Your task:
Every record below should be retyped exactly, and no picture should appear in the copy.

━━ Records to use ━━

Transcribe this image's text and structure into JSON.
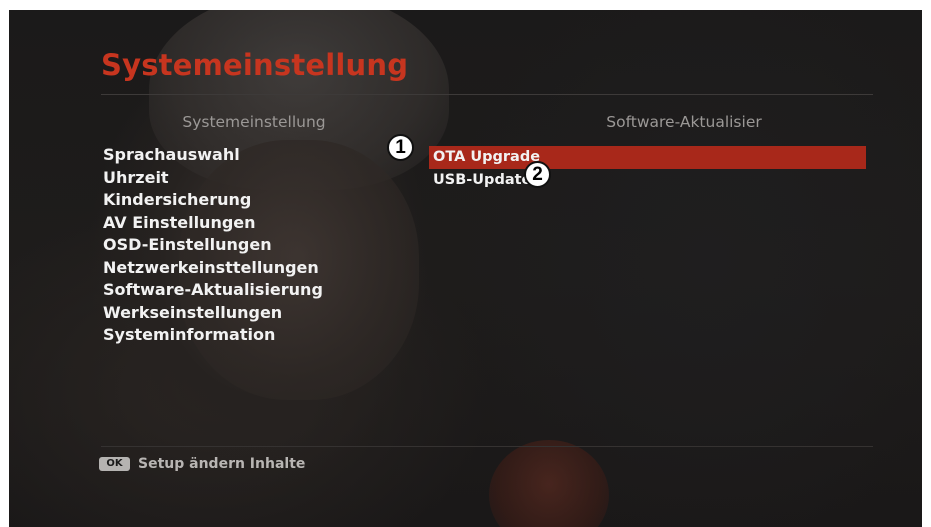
{
  "screen": {
    "title": "Systemeinstellung",
    "left_header": "Systemeinstellung",
    "right_header": "Software-Aktualisier"
  },
  "menu": {
    "items": [
      {
        "label": "Sprachauswahl"
      },
      {
        "label": "Uhrzeit"
      },
      {
        "label": "Kindersicherung"
      },
      {
        "label": "AV Einstellungen"
      },
      {
        "label": "OSD-Einstellungen"
      },
      {
        "label": "Netzwerkeinsttellungen"
      },
      {
        "label": "Software-Aktualisierung"
      },
      {
        "label": "Werkseinstellungen"
      },
      {
        "label": "Systeminformation"
      }
    ]
  },
  "submenu": {
    "items": [
      {
        "label": "OTA Upgrade",
        "selected": true
      },
      {
        "label": "USB-Update",
        "selected": false
      }
    ]
  },
  "annotations": {
    "badge1": "1",
    "badge2": "2"
  },
  "footer": {
    "key_label": "OK",
    "hint": "Setup ändern Inhalte"
  },
  "colors": {
    "accent": "#c7351f",
    "selection": "#a8281a",
    "text": "#f2f2f2",
    "muted": "#9b9896"
  }
}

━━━

Answer for the task:
Transcribe this image's text and structure into JSON.
{
  "screen": {
    "title": "Systemeinstellung",
    "left_header": "Systemeinstellung",
    "right_header": "Software-Aktualisier"
  },
  "menu": {
    "items": [
      {
        "label": "Sprachauswahl"
      },
      {
        "label": "Uhrzeit"
      },
      {
        "label": "Kindersicherung"
      },
      {
        "label": "AV Einstellungen"
      },
      {
        "label": "OSD-Einstellungen"
      },
      {
        "label": "Netzwerkeinsttellungen"
      },
      {
        "label": "Software-Aktualisierung"
      },
      {
        "label": "Werkseinstellungen"
      },
      {
        "label": "Systeminformation"
      }
    ]
  },
  "submenu": {
    "items": [
      {
        "label": "OTA Upgrade",
        "selected": true
      },
      {
        "label": "USB-Update",
        "selected": false
      }
    ]
  },
  "annotations": {
    "badge1": "1",
    "badge2": "2"
  },
  "footer": {
    "key_label": "OK",
    "hint": "Setup ändern Inhalte"
  },
  "colors": {
    "accent": "#c7351f",
    "selection": "#a8281a",
    "text": "#f2f2f2",
    "muted": "#9b9896"
  }
}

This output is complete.